Project description:1. Isolation of free and membrane-bound ribosomes from embryonic chick sternal-cartilage cells labelled for 4min with [14C]proline and their subsequent analysis for hydroxy[14C]proline indicated that cartilage procollagen biosynthesis occurs on bound ribosomes. 2. Nascent procollagen polypeptides on bound ribosomes isolated from cells labelled with [14C]lysine were found to contain hydroxy[14C]lysine indicating that hydroxylation of lysine commences while the growing chains are still attached to the ribosomes. 3. Analysis of bound ribosomes labelled with either [14C]proline or [14C]lysine on sucrose density gradients indicated that cartilage procollagen is synthesized on large polyribosomes in the range 250-400S. 4. Microsomal preparations isolated from cells pulse-labelled for 4 min with [14C]proline were used to determine the direction of release of nascent procollagen polypeptides. Puromycin induced the vectorial release of nascent procollagen polypeptides into the microsomal vesicles suggesting that the first step in the secretion of procollagen polypeptides is their transfer from the ribosomes through the membrane of the endoplasmic reticulum into the cisternal space. 5. The procollagen polypeptides secreted by cartilage cells were shown to be linked by inter-chain disulphide bonds. 6. Examination of the state of aggregation of pro-alpha chains in subcellular fractions isolated from cartilage cells labelled with [14C]proline for various periods of time have provided data on the timing and location of inter-chain disulphide-bond formation.
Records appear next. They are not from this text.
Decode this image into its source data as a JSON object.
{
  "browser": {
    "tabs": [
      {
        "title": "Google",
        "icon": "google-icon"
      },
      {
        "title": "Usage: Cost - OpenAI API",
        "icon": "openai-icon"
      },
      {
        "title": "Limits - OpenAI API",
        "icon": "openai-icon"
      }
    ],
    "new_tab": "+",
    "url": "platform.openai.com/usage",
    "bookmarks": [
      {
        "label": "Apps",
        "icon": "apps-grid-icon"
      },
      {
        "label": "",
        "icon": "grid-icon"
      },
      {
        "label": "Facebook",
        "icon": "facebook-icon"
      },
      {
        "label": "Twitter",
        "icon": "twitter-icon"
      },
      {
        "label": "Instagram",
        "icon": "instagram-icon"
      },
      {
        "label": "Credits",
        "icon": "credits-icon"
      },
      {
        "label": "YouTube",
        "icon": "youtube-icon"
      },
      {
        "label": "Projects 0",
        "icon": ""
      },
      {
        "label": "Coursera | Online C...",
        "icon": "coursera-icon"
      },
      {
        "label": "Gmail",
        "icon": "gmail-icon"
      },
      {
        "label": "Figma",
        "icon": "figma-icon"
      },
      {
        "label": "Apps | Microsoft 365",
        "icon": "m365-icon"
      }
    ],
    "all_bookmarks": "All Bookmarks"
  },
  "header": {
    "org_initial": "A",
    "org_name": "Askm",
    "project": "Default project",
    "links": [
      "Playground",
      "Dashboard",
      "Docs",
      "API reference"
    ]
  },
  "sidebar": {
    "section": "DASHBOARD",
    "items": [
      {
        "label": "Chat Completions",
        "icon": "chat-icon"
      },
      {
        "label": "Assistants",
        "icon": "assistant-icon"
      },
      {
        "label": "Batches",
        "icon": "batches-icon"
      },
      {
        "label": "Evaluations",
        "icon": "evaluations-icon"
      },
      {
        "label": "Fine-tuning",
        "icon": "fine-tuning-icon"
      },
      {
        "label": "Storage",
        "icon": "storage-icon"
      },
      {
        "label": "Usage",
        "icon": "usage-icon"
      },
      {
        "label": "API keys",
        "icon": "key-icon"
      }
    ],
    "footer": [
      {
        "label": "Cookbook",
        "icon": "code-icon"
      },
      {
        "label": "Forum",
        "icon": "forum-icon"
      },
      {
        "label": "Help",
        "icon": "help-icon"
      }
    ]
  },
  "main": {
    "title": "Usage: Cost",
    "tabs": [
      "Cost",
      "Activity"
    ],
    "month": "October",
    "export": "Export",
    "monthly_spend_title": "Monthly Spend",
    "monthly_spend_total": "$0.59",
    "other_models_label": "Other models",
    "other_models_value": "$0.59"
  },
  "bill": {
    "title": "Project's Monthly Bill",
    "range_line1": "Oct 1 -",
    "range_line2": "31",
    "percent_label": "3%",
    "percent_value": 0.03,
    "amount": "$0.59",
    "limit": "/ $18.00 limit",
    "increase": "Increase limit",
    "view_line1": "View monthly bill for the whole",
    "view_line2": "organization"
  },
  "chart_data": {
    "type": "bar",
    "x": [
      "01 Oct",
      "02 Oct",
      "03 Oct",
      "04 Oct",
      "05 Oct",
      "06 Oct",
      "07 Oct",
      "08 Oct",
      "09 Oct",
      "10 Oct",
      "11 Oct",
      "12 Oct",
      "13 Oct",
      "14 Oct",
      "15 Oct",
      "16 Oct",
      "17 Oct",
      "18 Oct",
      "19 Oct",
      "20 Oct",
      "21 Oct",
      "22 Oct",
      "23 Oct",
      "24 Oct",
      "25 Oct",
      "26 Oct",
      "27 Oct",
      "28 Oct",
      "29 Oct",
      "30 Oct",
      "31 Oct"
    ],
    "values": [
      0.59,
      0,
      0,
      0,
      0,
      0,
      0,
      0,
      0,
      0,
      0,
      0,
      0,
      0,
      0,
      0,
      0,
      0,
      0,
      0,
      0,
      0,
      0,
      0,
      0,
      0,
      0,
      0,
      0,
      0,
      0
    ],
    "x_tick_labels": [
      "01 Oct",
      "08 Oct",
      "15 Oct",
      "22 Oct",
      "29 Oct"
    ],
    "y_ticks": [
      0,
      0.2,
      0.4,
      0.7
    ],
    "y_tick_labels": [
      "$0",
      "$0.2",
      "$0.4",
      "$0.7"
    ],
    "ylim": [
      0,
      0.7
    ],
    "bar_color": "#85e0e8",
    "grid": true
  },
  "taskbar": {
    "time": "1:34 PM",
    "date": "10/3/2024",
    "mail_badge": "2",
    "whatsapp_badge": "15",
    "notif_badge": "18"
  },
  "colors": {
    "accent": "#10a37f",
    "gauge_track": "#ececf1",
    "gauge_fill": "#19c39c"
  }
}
This process commences in the rough endoplasmic reticulum after the release of completed pro-alpha chains from membrane-bound ribosomes. Pro-alpha chains isolated from fractions of smooth endoplasmic reticulum were virtually all present as disulphide-bonded aggregates, suggesting that either disulphide bonding is completed in this cellular compartment, or that procollagen needs to be in a disulphide-bonded form to be transferred to this region of the endoplasmic reticulum. 7. Comparison of these results with previously published data on disulphide bonding in tendon cells suggest that the rate of inter-chain disulphide-bond formation is significantly slower in cartilage cells.